Problem details:
Every line from the one containing "Serialize everything readable" to the end of the records below, written out word for word, is the whole answer.

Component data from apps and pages
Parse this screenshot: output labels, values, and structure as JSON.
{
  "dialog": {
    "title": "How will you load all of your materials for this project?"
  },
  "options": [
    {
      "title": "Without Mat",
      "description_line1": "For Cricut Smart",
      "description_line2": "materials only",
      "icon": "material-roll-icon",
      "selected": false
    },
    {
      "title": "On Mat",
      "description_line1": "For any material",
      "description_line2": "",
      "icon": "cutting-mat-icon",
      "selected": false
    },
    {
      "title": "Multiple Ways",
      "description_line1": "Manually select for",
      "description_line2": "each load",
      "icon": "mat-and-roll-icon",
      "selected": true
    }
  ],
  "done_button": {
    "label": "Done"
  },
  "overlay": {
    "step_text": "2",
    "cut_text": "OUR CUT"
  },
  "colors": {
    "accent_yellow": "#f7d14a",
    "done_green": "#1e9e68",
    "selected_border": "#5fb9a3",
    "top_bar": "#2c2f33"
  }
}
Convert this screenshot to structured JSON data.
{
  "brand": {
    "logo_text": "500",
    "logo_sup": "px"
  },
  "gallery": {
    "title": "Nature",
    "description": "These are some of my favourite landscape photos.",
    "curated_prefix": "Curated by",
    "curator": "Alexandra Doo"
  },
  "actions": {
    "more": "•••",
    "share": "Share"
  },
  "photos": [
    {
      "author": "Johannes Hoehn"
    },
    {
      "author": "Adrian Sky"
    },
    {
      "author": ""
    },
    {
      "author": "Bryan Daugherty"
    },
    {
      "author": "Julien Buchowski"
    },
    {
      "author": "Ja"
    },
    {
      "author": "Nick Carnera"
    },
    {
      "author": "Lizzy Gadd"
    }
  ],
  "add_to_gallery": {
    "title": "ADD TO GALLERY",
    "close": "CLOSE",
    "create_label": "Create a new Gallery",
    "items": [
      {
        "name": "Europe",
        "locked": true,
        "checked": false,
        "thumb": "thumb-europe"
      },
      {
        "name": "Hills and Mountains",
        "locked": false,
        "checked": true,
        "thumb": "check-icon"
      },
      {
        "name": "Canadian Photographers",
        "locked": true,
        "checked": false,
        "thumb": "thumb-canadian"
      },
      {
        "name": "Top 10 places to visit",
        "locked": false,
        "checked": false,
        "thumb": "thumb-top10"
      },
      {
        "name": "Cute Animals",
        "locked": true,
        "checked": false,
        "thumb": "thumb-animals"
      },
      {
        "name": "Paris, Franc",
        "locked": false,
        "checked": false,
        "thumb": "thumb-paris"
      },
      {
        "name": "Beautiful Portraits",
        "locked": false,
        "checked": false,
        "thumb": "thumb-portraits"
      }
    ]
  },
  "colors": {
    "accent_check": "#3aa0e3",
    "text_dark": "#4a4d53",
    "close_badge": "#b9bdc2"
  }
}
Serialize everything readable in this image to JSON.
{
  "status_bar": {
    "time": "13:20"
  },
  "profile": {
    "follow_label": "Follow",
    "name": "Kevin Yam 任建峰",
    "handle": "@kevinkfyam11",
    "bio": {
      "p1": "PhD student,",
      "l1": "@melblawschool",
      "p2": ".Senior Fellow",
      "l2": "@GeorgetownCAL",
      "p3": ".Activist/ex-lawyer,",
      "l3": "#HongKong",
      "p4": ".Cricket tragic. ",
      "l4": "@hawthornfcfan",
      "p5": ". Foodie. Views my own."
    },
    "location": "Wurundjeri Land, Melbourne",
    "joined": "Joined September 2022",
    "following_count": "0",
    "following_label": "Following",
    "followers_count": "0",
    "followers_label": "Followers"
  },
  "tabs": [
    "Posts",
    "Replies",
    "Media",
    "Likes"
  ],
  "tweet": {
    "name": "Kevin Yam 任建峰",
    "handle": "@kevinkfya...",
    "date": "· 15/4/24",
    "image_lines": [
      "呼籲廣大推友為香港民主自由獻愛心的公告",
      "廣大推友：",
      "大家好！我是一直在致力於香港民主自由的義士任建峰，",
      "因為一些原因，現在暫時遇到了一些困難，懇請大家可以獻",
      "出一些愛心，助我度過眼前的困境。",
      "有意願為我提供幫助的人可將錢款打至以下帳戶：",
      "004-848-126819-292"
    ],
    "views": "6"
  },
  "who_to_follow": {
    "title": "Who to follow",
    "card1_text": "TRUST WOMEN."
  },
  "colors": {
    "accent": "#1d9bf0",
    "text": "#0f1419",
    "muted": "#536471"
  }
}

Solution to this task:
Serialize everything readable in this image to JSON.
{
  "status_bar": {
    "time": "13:20"
  },
  "profile": {
    "follow_label": "Follow",
    "name": "Kevin Yam 任建峰",
    "handle": "@kevinkfyam11",
    "bio": {
      "p1": "PhD student,",
      "l1": "@melblawschool",
      "p2": ".Senior Fellow",
      "l2": "@GeorgetownCAL",
      "p3": ".Activist/ex-lawyer,",
      "l3": "#HongKong",
      "p4": ".Cricket tragic. ",
      "l4": "@hawthornfcfan",
      "p5": ". Foodie. Views my own."
    },
    "location": "Wurundjeri Land, Melbourne",
    "joined": "Joined September 2022",
    "following_count": "0",
    "following_label": "Following",
    "followers_count": "0",
    "followers_label": "Followers"
  },
  "tabs": [
    "Posts",
    "Replies",
    "Media",
    "Likes"
  ],
  "tweet": {
    "name": "Kevin Yam 任建峰",
    "handle": "@kevinkfya...",
    "date": "· 15/4/24",
    "image_lines": [
      "呼籲廣大推友為香港民主自由獻愛心的公告",
      "廣大推友：",
      "大家好！我是一直在致力於香港民主自由的義士任建峰，",
      "因為一些原因，現在暫時遇到了一些困難，懇請大家可以獻",
      "出一些愛心，助我度過眼前的困境。",
      "有意願為我提供幫助的人可將錢款打至以下帳戶：",
      "004-848-126819-292"
    ],
    "views": "6"
  },
  "who_to_follow": {
    "title": "Who to follow",
    "card1_text": "TRUST WOMEN."
  },
  "colors": {
    "accent": "#1d9bf0",
    "text": "#0f1419",
    "muted": "#536471"
  }
}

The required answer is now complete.